By David Griffith
The past year saw several attempts to enact policies and legislation that would negatively impact LGBT older adults. Many of these efforts are set to continue in 2018, requiring us to be vigilant against any attempts to deny civil rights, benefits and services that older members of our LGBT communities rely upon.
Religious-liberty laws have long been used to discriminate against LGBT communities. Broadly, such laws give businesses, health-care professionals, government workers and other service providers the right to refuse services based on the provider’s religious or moral beliefs. A surge in states proposing religious-exemption legislation, a far-reaching Supreme Court case and recent actions under the Trump administration put religious-liberty laws front and center in 2018.
In December, the Supreme Court heard arguments in Masterpiece Cakeshop, Ltd. v. Colorado Civil Rights Commission, a case stemming from a Colorado bakery owner’s refusal to bake a wedding cake for a gay couple based on the baker’s Christian beliefs. The couple filed a complaint that they were discriminated against because of their sexual orientation, setting off a five-year legal battle. The case has made its way to the Supreme Court, paving the way for the nation’s highest court to weigh in on the legality of religiously based anti-LGBT discrimination.
In January, the Trump administration announced a new office within the Department of Health and Human Services devoted to religious freedom. The Division of Conscience and Religious Freedom will strengthen the protections for service providers and healthcare professionals who refuse to serve certain people because of moral or religious objections.

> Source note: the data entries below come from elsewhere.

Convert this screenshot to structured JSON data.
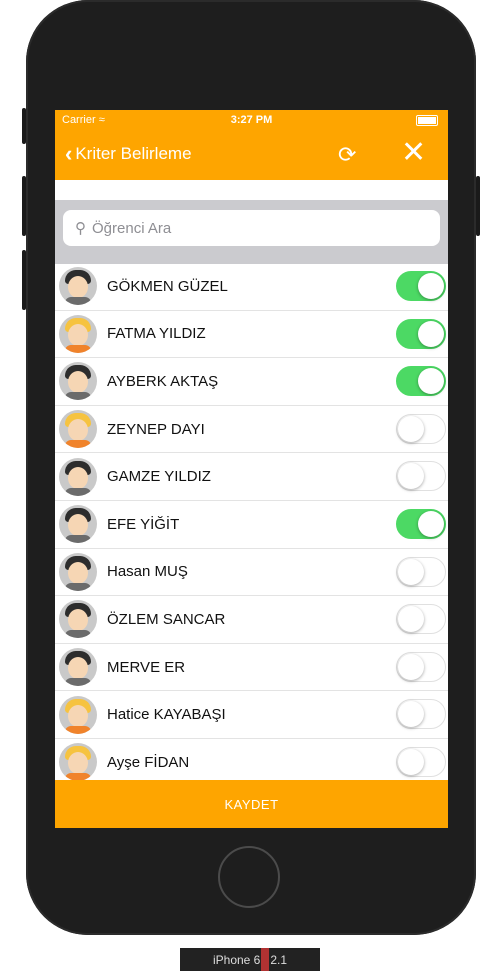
{
  "status_bar": {
    "carrier": "Carrier",
    "time": "3:27 PM"
  },
  "navbar": {
    "back_label": "Kriter Belirleme",
    "refresh_icon": "refresh-icon",
    "close_icon": "close-icon"
  },
  "search": {
    "placeholder": "Öğrenci Ara"
  },
  "students": [
    {
      "name": "GÖKMEN GÜZEL",
      "on": true,
      "avatar": "boy"
    },
    {
      "name": "FATMA YILDIZ",
      "on": true,
      "avatar": "girl"
    },
    {
      "name": "AYBERK AKTAŞ",
      "on": true,
      "avatar": "boy"
    },
    {
      "name": "ZEYNEP DAYI",
      "on": false,
      "avatar": "girl"
    },
    {
      "name": "GAMZE YILDIZ",
      "on": false,
      "avatar": "boy"
    },
    {
      "name": "EFE YİĞİT",
      "on": true,
      "avatar": "boy"
    },
    {
      "name": "Hasan MUŞ",
      "on": false,
      "avatar": "boy"
    },
    {
      "name": "ÖZLEM SANCAR",
      "on": false,
      "avatar": "boy"
    },
    {
      "name": "MERVE ER",
      "on": false,
      "avatar": "boy"
    },
    {
      "name": "Hatice KAYABAŞI",
      "on": false,
      "avatar": "girl"
    },
    {
      "name": "Ayşe FİDAN",
      "on": false,
      "avatar": "girl"
    }
  ],
  "save_button": {
    "label": "KAYDET"
  },
  "device_label": {
    "left": "iPhone 6",
    "right": "2.1"
  },
  "colors": {
    "accent": "#fea500",
    "toggle_on": "#4cd964",
    "device_body": "#1e1e1e"
  }
}
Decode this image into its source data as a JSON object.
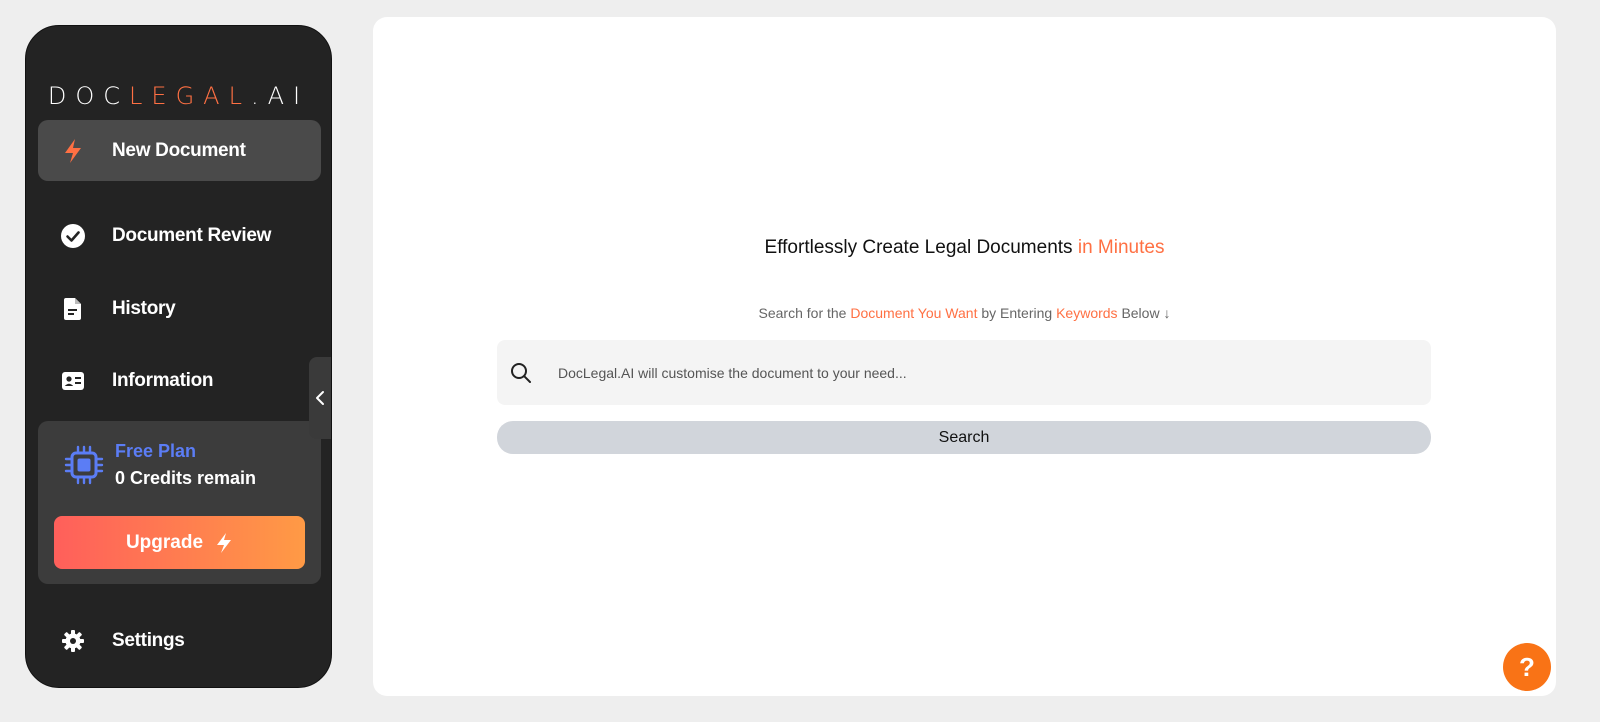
{
  "logo": {
    "part1": "DOC",
    "part2": "LEGAL",
    "part3": ".AI"
  },
  "colors": {
    "accent": "#ff7043",
    "plan_blue": "#5b7df5",
    "sidebar_bg": "#232323",
    "help": "#f97316"
  },
  "sidebar": {
    "items": [
      {
        "label": "New Document",
        "icon": "bolt-icon"
      },
      {
        "label": "Document Review",
        "icon": "check-circle-icon"
      },
      {
        "label": "History",
        "icon": "document-icon"
      },
      {
        "label": "Information",
        "icon": "id-card-icon"
      }
    ],
    "plan": {
      "name": "Free Plan",
      "credits": "0 Credits remain",
      "icon": "chip-icon"
    },
    "upgrade_label": "Upgrade",
    "settings_label": "Settings"
  },
  "main": {
    "headline": "Effortlessly Create Legal Documents",
    "headline_accent": "in Minutes",
    "sub": {
      "p1": "Search for the",
      "a1": "Document You Want",
      "p2": "by Entering",
      "a2": "Keywords",
      "p3": "Below ↓"
    },
    "search": {
      "placeholder": "DocLegal.AI will customise the document to your need..."
    },
    "search_button": "Search"
  },
  "help": {
    "label": "?"
  }
}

What does this all mean for LGBT aging? Emboldening and protecting those who would discriminate against LGBT people will create further barriers for LGBT older adults accessing services from the aging network. Providers in the aging network who receive federal funds, including through Medicare or Medicaid, will no longer need to adhere to nondiscrimination laws and regulations the government sets forth.
A Supreme Court ruling in favor of religious exemptions would create a legal standard in which providers’ religious beliefs would overrule an individual’s right to equal access to services. This is especially significant when it comes to senior housing and long-term care. A 2016 analysis by LeadingAge found that 85 percent of nonprofit continuing-care retirement communities were religiously affiliated.

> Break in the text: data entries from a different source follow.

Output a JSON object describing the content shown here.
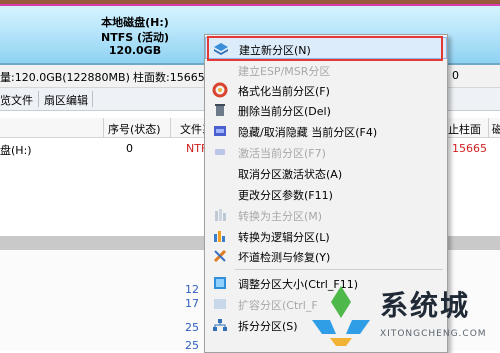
{
  "partition": {
    "name": "本地磁盘(H:)",
    "fs": "NTFS (活动)",
    "size": "120.0GB"
  },
  "infobar": {
    "capacity": "量:120.0GB(122880MB)",
    "cylinders": "柱面数:15665",
    "right_digit": "0"
  },
  "tabs": [
    "览文件",
    "扇区编辑"
  ],
  "table": {
    "headers": [
      "序号(状态)",
      "文件系",
      "止柱面",
      "磁"
    ],
    "row": {
      "name": "盘(H:)",
      "index": "0",
      "fs": "NTF",
      "end": "15665"
    }
  },
  "lower_numbers": [
    "12",
    "17",
    "25",
    "25"
  ],
  "menu": {
    "items": [
      {
        "label": "建立新分区(N)",
        "disabled": false,
        "icon": "layers-icon"
      },
      {
        "label": "建立ESP/MSR分区",
        "disabled": true,
        "icon": "none"
      },
      {
        "label": "格式化当前分区(F)",
        "disabled": false,
        "icon": "format-icon"
      },
      {
        "label": "删除当前分区(Del)",
        "disabled": false,
        "icon": "delete-icon"
      },
      {
        "label": "隐藏/取消隐藏 当前分区(F4)",
        "disabled": false,
        "icon": "hide-icon"
      },
      {
        "label": "激活当前分区(F7)",
        "disabled": true,
        "icon": "activate-icon"
      },
      {
        "label": "取消分区激活状态(A)",
        "disabled": false,
        "icon": "none"
      },
      {
        "label": "更改分区参数(F11)",
        "disabled": false,
        "icon": "none"
      },
      {
        "label": "转换为主分区(M)",
        "disabled": true,
        "icon": "convert-primary-icon"
      },
      {
        "label": "转换为逻辑分区(L)",
        "disabled": false,
        "icon": "convert-logical-icon"
      },
      {
        "label": "坏道检测与修复(Y)",
        "disabled": false,
        "icon": "tools-icon"
      },
      {
        "label": "调整分区大小(Ctrl_F11)",
        "disabled": false,
        "icon": "resize-icon"
      },
      {
        "label": "扩容分区(Ctrl_F",
        "disabled": true,
        "icon": "extend-icon"
      },
      {
        "label": "拆分分区(S)",
        "disabled": false,
        "icon": "split-icon"
      }
    ]
  },
  "watermark": {
    "title": "系统城",
    "url": "XITONGCHENG.COM"
  },
  "colors": {
    "accent": "#2f9ee6",
    "highlight_border": "#e53935",
    "end_cylinder": "#d02020"
  }
}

Medicare and Medicaid
Even before the tax-reform bill was signed in December, many Republicans in Washington were looking ahead to cut Medicare and Medicaid in 2018. The fact that the tax-reform bill is projected to increase the deficit by $1.46 trillion over the next decade, according to the Joint Committee on Taxation, is being used by many Republican legislators as motivation to look to cut costs elsewhere.

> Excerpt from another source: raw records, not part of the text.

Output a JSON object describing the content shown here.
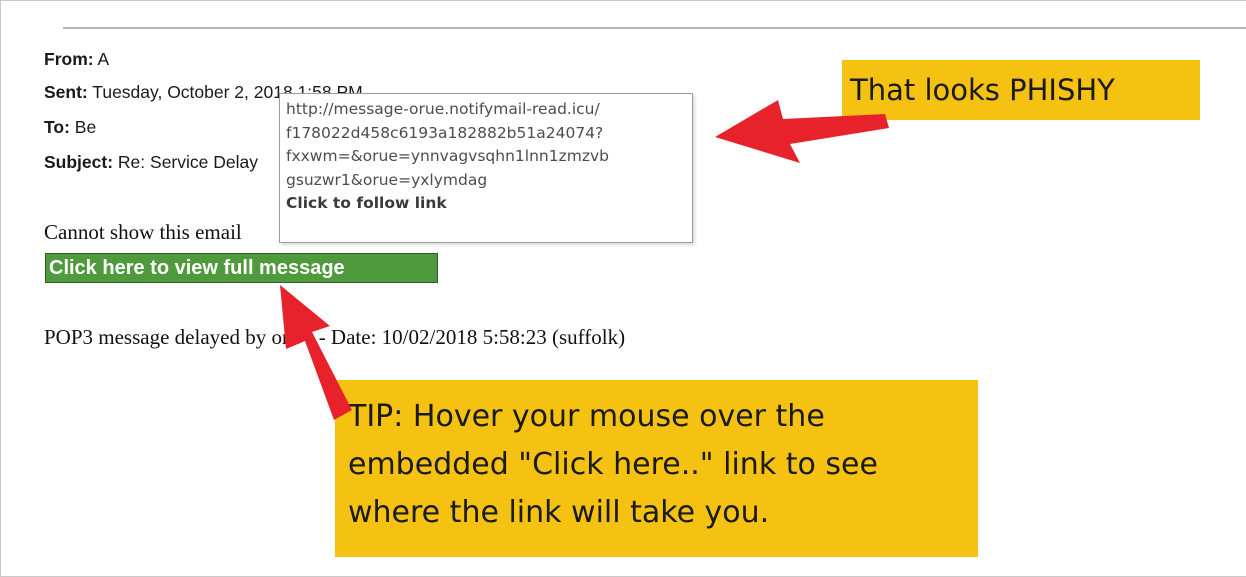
{
  "email": {
    "header": {
      "from_label": "From:",
      "from_value": "A",
      "sent_label": "Sent:",
      "sent_value": "Tuesday, October 2, 2018 1:58 PM",
      "to_label": "To:",
      "to_value": "Be",
      "subject_label": "Subject:",
      "subject_value": "Re: Service Delay"
    },
    "body_notice": "Cannot show this email",
    "link_label": "Click here to view full message",
    "footer_line": "POP3 message delayed by orUe - Date: 10/02/2018 5:58:23 (suffolk)"
  },
  "tooltip": {
    "url_lines": [
      "http://message-orue.notifymail-read.icu/",
      "f178022d458c6193a182882b51a24074?",
      "fxxwm=&orue=ynnvagvsqhn1lnn1zmzvb",
      "gsuzwr1&orue=yxlymdag"
    ],
    "follow_text": "Click to follow link"
  },
  "annotations": {
    "phishy_label": "That looks PHISHY",
    "tip_lines": [
      "TIP: Hover your mouse over the",
      "embedded \"Click here..\" link to see",
      "where the link will take you."
    ]
  },
  "colors": {
    "callout_bg": "#f5c211",
    "link_bg": "#4f9a3c",
    "arrow": "#e8222b"
  }
}
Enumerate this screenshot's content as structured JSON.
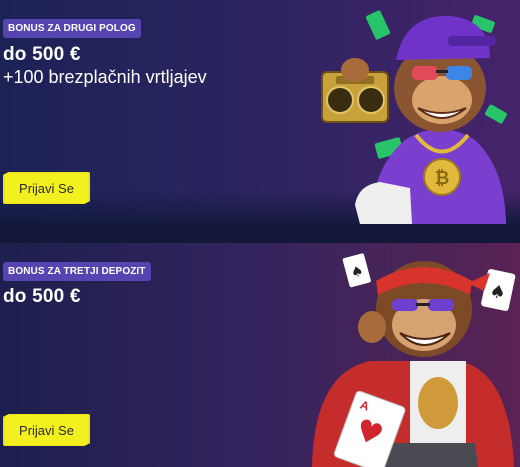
{
  "cards": [
    {
      "badge": "BONUS ZA DRUGI POLOG",
      "amount": "do 500 €",
      "subtitle": "+100 brezplačnih vrtljajev",
      "button": "Prijavi Se",
      "illustration": "monkey-with-boombox-icon",
      "accent": "#7b3fd0"
    },
    {
      "badge": "BONUS ZA TRETJI DEPOZIT",
      "amount": "do 500 €",
      "button": "Prijavi Se",
      "illustration": "monkey-with-playing-cards-icon",
      "accent": "#c52d2d"
    }
  ],
  "colors": {
    "badge_bg": "#5645b0",
    "button_bg": "#f3f01f",
    "page_bg": "#151a3d"
  }
}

Medicare and Medicaid are responsible for providing vital services to millions of Americans, especially for individuals who are older, lower-income or living with chronic health conditions. While Medicaid is traditionally thought of as being based on income, Medicaid is actually the largest payer of long-term care services in the United States. Past attempts to cut Medicaid, proposed as part of the Affordable Care Act repeal, would have forced states to cut benefits, cover fewer people or add restrictions on who qualifies for coverage or on what services would be covered.
While no legislation has been proposed yet, many pundits predict legislative action on Medicare and Medicaid will come this year, likely as part of wider efforts at “welfare reform” or “entitlement reform.” Any changes to these programs would most deeply impact members of our society who are already vulnerable and marginalized, including people of color, LGBT individuals, people living with HIV/AIDS, seniors and those living in poverty.
This is an election year, giving voters the opportunity to make their voices heard at the polls. In Pennsylvania, November’s election will include a vote for governor, with incumbent Gov. Tom Wolf running against a yet-to-be-determined Republican challenger. A leadership change in the governor’s office would trigger new appointments in key state offices essential to the care of LGBT older Pennsylvanians, including the Department of Aging, Department of Health and Department of Human Services — offices that have all been mostly LGBT-friendly over the past three years.
The November elections will also include votes for Congressional representation. Pennsylvania U.S. Sen. Bob Casey, who had a perfect score in the Human Rights Campaign’s most recent Equality Index, is running for reelection in a race that is sure to garner national attention.
With many challenges arising this year for LGBT aging, electing candidates whose platforms are LGBT-inclusive and age-friendly is the best way to push back against legislative efforts that would harm LGBT elders.
David Griffith is the director of programs and outreach for the LGBT Elder Initiative. To learn more, visit www.lgbtelderinitiative.org.